The rights to consideration and to due administration are in the nature of equitable choses in action. Such a right has been treated as property for the purposes of the Bankruptcy Act Cth.
Kennon v Spry; Spry v Kennon  HCA 56

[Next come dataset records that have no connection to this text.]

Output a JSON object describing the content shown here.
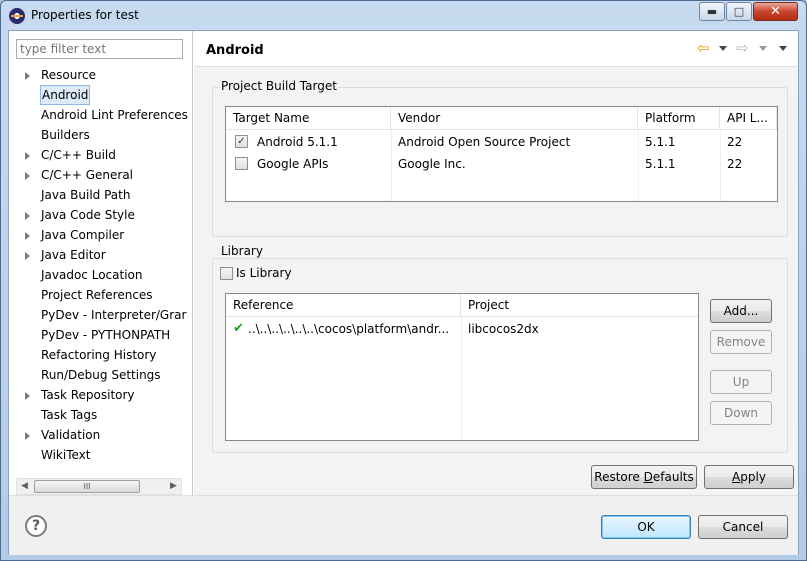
{
  "window": {
    "title": "Properties for test",
    "min_glyph": "▬",
    "max_glyph": "□",
    "close_glyph": "✕"
  },
  "sidebar": {
    "filter_placeholder": "type filter text",
    "items": [
      {
        "label": "Resource",
        "expandable": true
      },
      {
        "label": "Android",
        "expandable": false,
        "selected": true
      },
      {
        "label": "Android Lint Preferences",
        "expandable": false
      },
      {
        "label": "Builders",
        "expandable": false
      },
      {
        "label": "C/C++ Build",
        "expandable": true
      },
      {
        "label": "C/C++ General",
        "expandable": true
      },
      {
        "label": "Java Build Path",
        "expandable": false
      },
      {
        "label": "Java Code Style",
        "expandable": true
      },
      {
        "label": "Java Compiler",
        "expandable": true
      },
      {
        "label": "Java Editor",
        "expandable": true
      },
      {
        "label": "Javadoc Location",
        "expandable": false
      },
      {
        "label": "Project References",
        "expandable": false
      },
      {
        "label": "PyDev - Interpreter/Grar",
        "expandable": false
      },
      {
        "label": "PyDev - PYTHONPATH",
        "expandable": false
      },
      {
        "label": "Refactoring History",
        "expandable": false
      },
      {
        "label": "Run/Debug Settings",
        "expandable": false
      },
      {
        "label": "Task Repository",
        "expandable": true
      },
      {
        "label": "Task Tags",
        "expandable": false
      },
      {
        "label": "Validation",
        "expandable": true
      },
      {
        "label": "WikiText",
        "expandable": false
      }
    ],
    "scroll_left": "◀",
    "scroll_right": "▶",
    "scroll_thumb": "III"
  },
  "page": {
    "title": "Android",
    "back_glyph": "⇦",
    "forward_glyph": "⇨",
    "build_target": {
      "group_title": "Project Build Target",
      "columns": [
        "Target Name",
        "Vendor",
        "Platform",
        "API L..."
      ],
      "rows": [
        {
          "checked": true,
          "name": "Android 5.1.1",
          "vendor": "Android Open Source Project",
          "platform": "5.1.1",
          "api": "22"
        },
        {
          "checked": false,
          "name": "Google APIs",
          "vendor": "Google Inc.",
          "platform": "5.1.1",
          "api": "22"
        }
      ]
    },
    "library": {
      "group_title": "Library",
      "is_library_label": "Is Library",
      "is_library_checked": false,
      "columns": [
        "Reference",
        "Project"
      ],
      "rows": [
        {
          "reference": "..\\..\\..\\..\\..\\..\\cocos\\platform\\andr...",
          "project": "libcocos2dx"
        }
      ],
      "buttons": {
        "add": "Add...",
        "remove": "Remove",
        "up": "Up",
        "down": "Down"
      }
    },
    "restore_defaults_pre": "Restore ",
    "restore_defaults_key": "D",
    "restore_defaults_post": "efaults",
    "apply_key": "A",
    "apply_rest": "pply"
  },
  "footer": {
    "help": "?",
    "ok": "OK",
    "cancel": "Cancel"
  },
  "check_glyph": "✓",
  "ref_ok_glyph": "✔"
}
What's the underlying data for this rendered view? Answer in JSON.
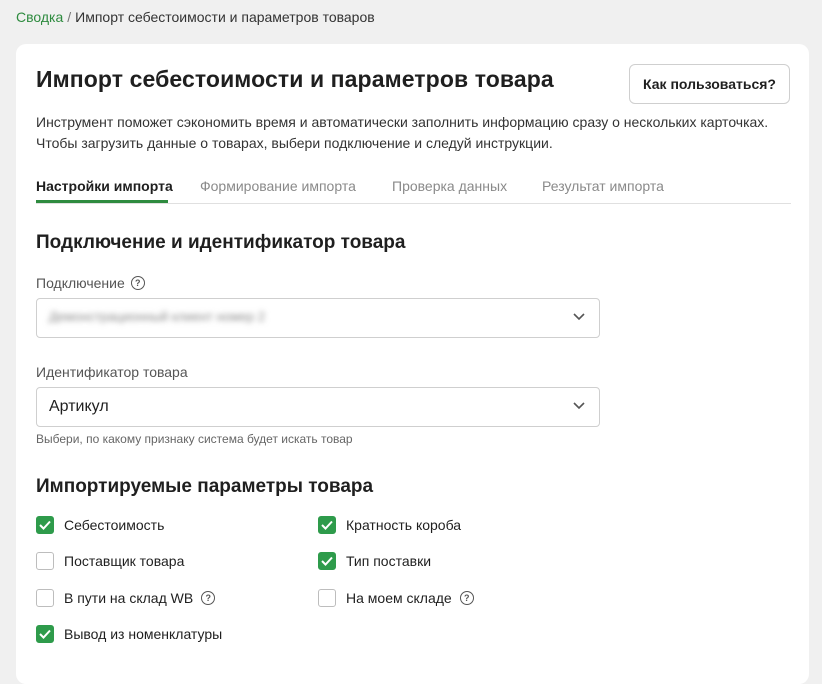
{
  "breadcrumb": {
    "root": "Сводка",
    "separator": "/",
    "current": "Импорт себестоимости и параметров товаров"
  },
  "header": {
    "title": "Импорт себестоимости и параметров товара",
    "help_button": "Как пользоваться?"
  },
  "description": {
    "line1": "Инструмент поможет сэкономить время и автоматически заполнить информацию сразу о нескольких карточках.",
    "line2": "Чтобы загрузить данные о товарах, выбери подключение и следуй инструкции."
  },
  "tabs": [
    {
      "label": "Настройки импорта",
      "active": true
    },
    {
      "label": "Формирование импорта",
      "active": false
    },
    {
      "label": "Проверка данных",
      "active": false
    },
    {
      "label": "Результат импорта",
      "active": false
    }
  ],
  "section1": {
    "title": "Подключение и идентификатор товара",
    "connection_label": "Подключение",
    "connection_value": "Демонстрационный клиент номер 2",
    "identifier_label": "Идентификатор товара",
    "identifier_value": "Артикул",
    "identifier_hint": "Выбери, по какому признаку система будет искать товар"
  },
  "section2": {
    "title": "Импортируемые параметры товара",
    "params": [
      {
        "label": "Себестоимость",
        "checked": true,
        "help": false
      },
      {
        "label": "Кратность короба",
        "checked": true,
        "help": false
      },
      {
        "label": "Поставщик товара",
        "checked": false,
        "help": false
      },
      {
        "label": "Тип поставки",
        "checked": true,
        "help": false
      },
      {
        "label": "В пути на склад WB",
        "checked": false,
        "help": true
      },
      {
        "label": "На моем складе",
        "checked": false,
        "help": true
      },
      {
        "label": "Вывод из номенклатуры",
        "checked": true,
        "help": false
      }
    ]
  },
  "colors": {
    "accent": "#2e9b4b",
    "link": "#2e8b3f"
  }
}
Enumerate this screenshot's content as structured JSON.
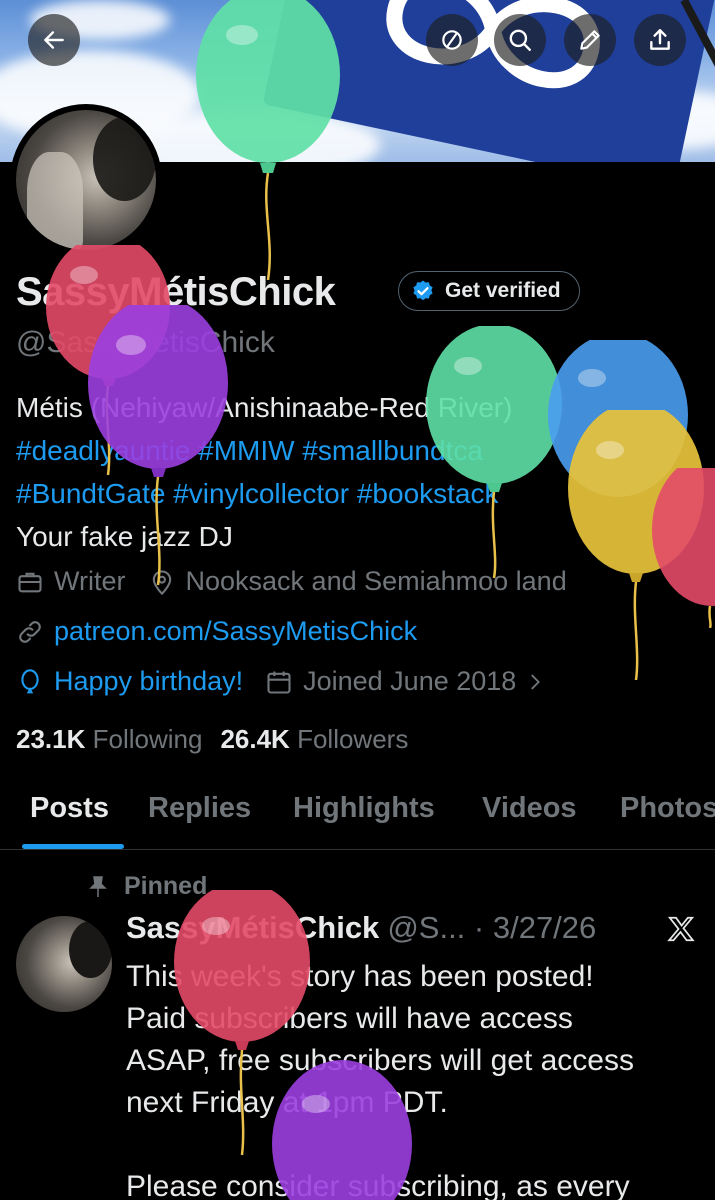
{
  "profile": {
    "name": "SassyMétisChick",
    "handle": "@SassyMetisChick",
    "verify_label": "Get verified",
    "bio_line1": "Métis (Nehiyaw/Anishinaabe-Red River)",
    "bio_line2": "#deadlyauntie #MMIW #smallbundtca",
    "bio_line3": "#BundtGate #vinylcollector #bookstack",
    "bio_line4": "Your fake jazz DJ",
    "profession": "Writer",
    "location": "Nooksack and Semiahmoo land",
    "website": "patreon.com/SassyMetisChick",
    "birthday": "Happy birthday!",
    "joined": "Joined June 2018",
    "following_count": "23.1K",
    "following_label": "Following",
    "followers_count": "26.4K",
    "followers_label": "Followers"
  },
  "tabs": [
    "Posts",
    "Replies",
    "Highlights",
    "Videos",
    "Photos"
  ],
  "post": {
    "pinned_label": "Pinned",
    "author": "SassyMétisChick",
    "handle_date": "@S... · 3/27/26",
    "body": "This week's story has been posted!\nPaid subscribers will have access\nASAP, free subscribers will get access\nnext Friday at 1pm PDT.\n\nPlease consider subscribing, as every"
  },
  "icons": {
    "back": "arrow-left-icon",
    "circle": "no-retweets-icon",
    "search": "search-icon",
    "edit": "pencil-icon",
    "share": "share-icon",
    "verified": "verified-badge-icon",
    "briefcase": "briefcase-icon",
    "location": "location-pin-icon",
    "link": "link-icon",
    "balloon": "balloon-icon",
    "calendar": "calendar-icon",
    "pin": "pin-icon",
    "x": "x-logo-icon"
  },
  "colors": {
    "accent": "#1d9bf0",
    "muted": "#71767b",
    "text": "#e7e9ea"
  }
}
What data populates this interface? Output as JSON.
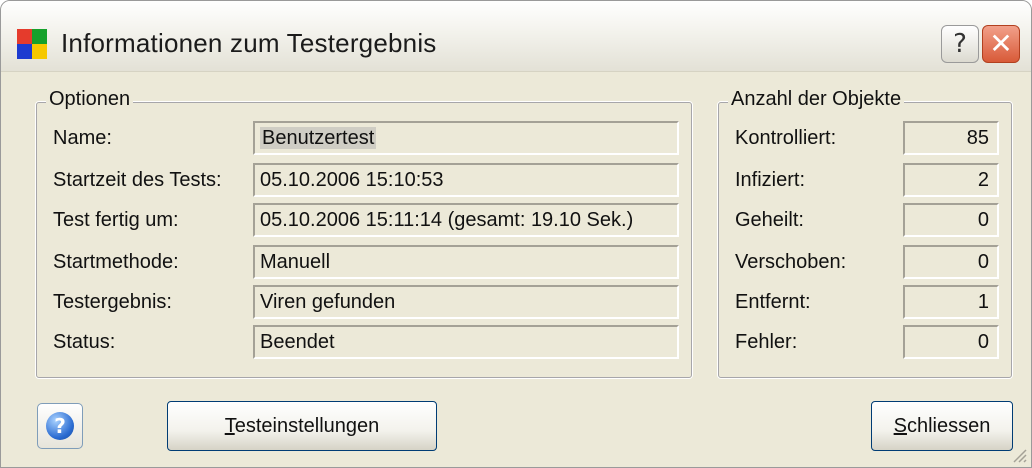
{
  "window": {
    "title": "Informationen zum Testergebnis",
    "help_glyph": "?",
    "close_glyph": "✕",
    "icon_colors": [
      "#e53b2c",
      "#16a12b",
      "#1d3bd0",
      "#f6c800"
    ]
  },
  "options": {
    "group_title": "Optionen",
    "rows": [
      {
        "label": "Name:",
        "value": "Benutzertest"
      },
      {
        "label": "Startzeit des Tests:",
        "value": "05.10.2006 15:10:53"
      },
      {
        "label": "Test fertig um:",
        "value": "05.10.2006 15:11:14  (gesamt: 19.10 Sek.)"
      },
      {
        "label": "Startmethode:",
        "value": "Manuell"
      },
      {
        "label": "Testergebnis:",
        "value": "Viren gefunden"
      },
      {
        "label": "Status:",
        "value": "Beendet"
      }
    ]
  },
  "objects": {
    "group_title": "Anzahl der Objekte",
    "rows": [
      {
        "label": "Kontrolliert:",
        "value": "85"
      },
      {
        "label": "Infiziert:",
        "value": "2"
      },
      {
        "label": "Geheilt:",
        "value": "0"
      },
      {
        "label": "Verschoben:",
        "value": "0"
      },
      {
        "label": "Entfernt:",
        "value": "1"
      },
      {
        "label": "Fehler:",
        "value": "0"
      }
    ]
  },
  "buttons": {
    "help_glyph": "?",
    "settings_mnemonic": "T",
    "settings_rest": "esteinstellungen",
    "close_mnemonic": "S",
    "close_rest": "chliessen"
  }
}
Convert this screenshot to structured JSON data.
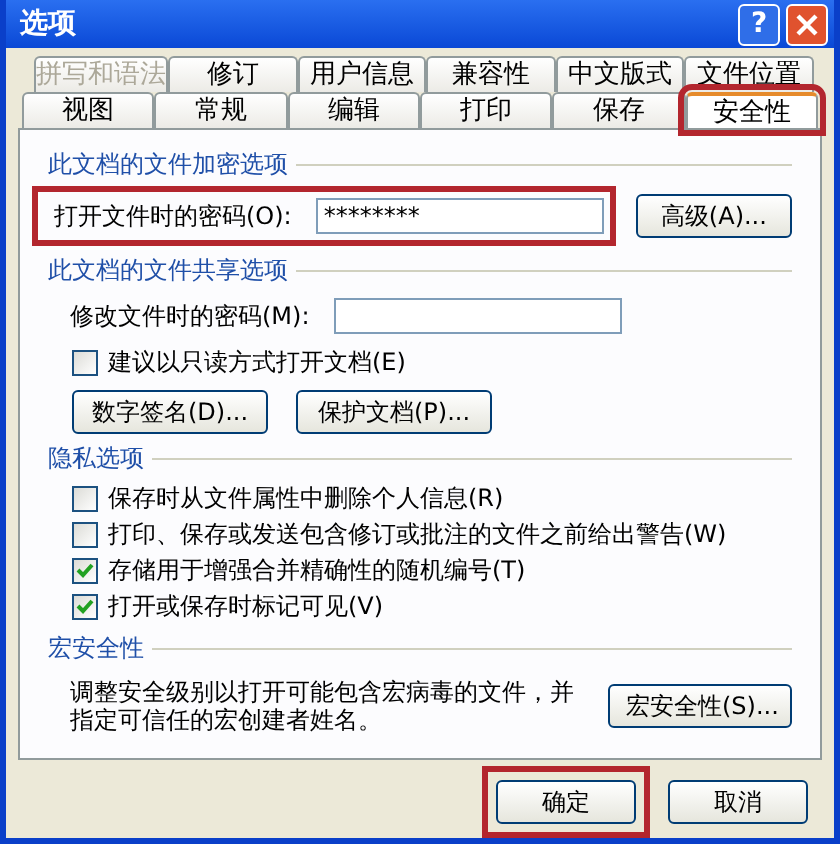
{
  "window": {
    "title": "选项",
    "help_button": "?"
  },
  "tab_rows": [
    [
      {
        "label": "拼写和语法",
        "selected": false,
        "disabled": true,
        "highlighted": false
      },
      {
        "label": "修订",
        "selected": false,
        "disabled": false,
        "highlighted": false
      },
      {
        "label": "用户信息",
        "selected": false,
        "disabled": false,
        "highlighted": false
      },
      {
        "label": "兼容性",
        "selected": false,
        "disabled": false,
        "highlighted": false
      },
      {
        "label": "中文版式",
        "selected": false,
        "disabled": false,
        "highlighted": false
      },
      {
        "label": "文件位置",
        "selected": false,
        "disabled": false,
        "highlighted": false
      }
    ],
    [
      {
        "label": "视图",
        "selected": false,
        "disabled": false,
        "highlighted": false
      },
      {
        "label": "常规",
        "selected": false,
        "disabled": false,
        "highlighted": false
      },
      {
        "label": "编辑",
        "selected": false,
        "disabled": false,
        "highlighted": false
      },
      {
        "label": "打印",
        "selected": false,
        "disabled": false,
        "highlighted": false
      },
      {
        "label": "保存",
        "selected": false,
        "disabled": false,
        "highlighted": false
      },
      {
        "label": "安全性",
        "selected": true,
        "disabled": false,
        "highlighted": true
      }
    ]
  ],
  "encryption": {
    "title": "此文档的文件加密选项",
    "password_label": "打开文件时的密码(O):",
    "password_value": "********",
    "highlighted": true,
    "advanced_button": "高级(A)..."
  },
  "sharing": {
    "title": "此文档的文件共享选项",
    "modify_label": "修改文件时的密码(M):",
    "readonly": {
      "label": "建议以只读方式打开文档(E)",
      "checked": false
    },
    "buttons": [
      "数字签名(D)...",
      "保护文档(P)..."
    ]
  },
  "privacy": {
    "title": "隐私选项",
    "options": [
      {
        "label": "保存时从文件属性中删除个人信息(R)",
        "checked": false
      },
      {
        "label": "打印、保存或发送包含修订或批注的文件之前给出警告(W)",
        "checked": false
      },
      {
        "label": "存储用于增强合并精确性的随机编号(T)",
        "checked": true
      },
      {
        "label": "打开或保存时标记可见(V)",
        "checked": true
      }
    ]
  },
  "macro": {
    "title": "宏安全性",
    "description": "调整安全级别以打开可能包含宏病毒的文件，并指定可信任的宏创建者姓名。",
    "button": "宏安全性(S)..."
  },
  "footer": [
    {
      "label": "确定",
      "highlighted": true
    },
    {
      "label": "取消",
      "highlighted": false
    }
  ]
}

HCA Website. Before French CJ, Gummow, Hayne, Heydon, Kiefel JJ Catchwords Family law — Courts having jurisdiction in matrimonial causes - Powers - Jurisdiction under s 79 1 of Family Law Act Cth to make orders - "Proceedings with respect to the property of the parties to the marriage or either of them" - Definition of "property" of parties to marriage - Whether right of wife with respect to due administration of trust and discretionary power of husband to appoint whole of trust assets to wife constituted part of the property of the parties to the marriage. Family law — Courts having jurisdiction in matrimonial causes - Powers - s 85A of Family Law Act Cth - Court's power to make orders respecting property the subject of "ante-nuptial or post-nuptial settlements made in relation to the marriage" - Whether contributions by parties to existing trust are post- nuptial settlements - Whether just and equitable - Interests of third parties. Family law — Courts having jurisdiction in matrimonial causes - Powers - s 79 1 of Family Law Act Cth - Whether "parties to the marriage or either of them" includes reference to persons who were parties to marriage since dissolved before court makes an order - Power of court to proceed in property settlement "as if" changes to property rights otherwise brought about by anterior divorce had not yet occurred. Family law — Divorce and other matrimonial causes - Division of assets - Trusts and trustees - Wife one of the class of objects of discretionary trust - Right in equity to due administration of trust - Whether existence of such a right depends on entitlement to any fixed and transmissible beneficial interest in trust fund.
High Court of Australia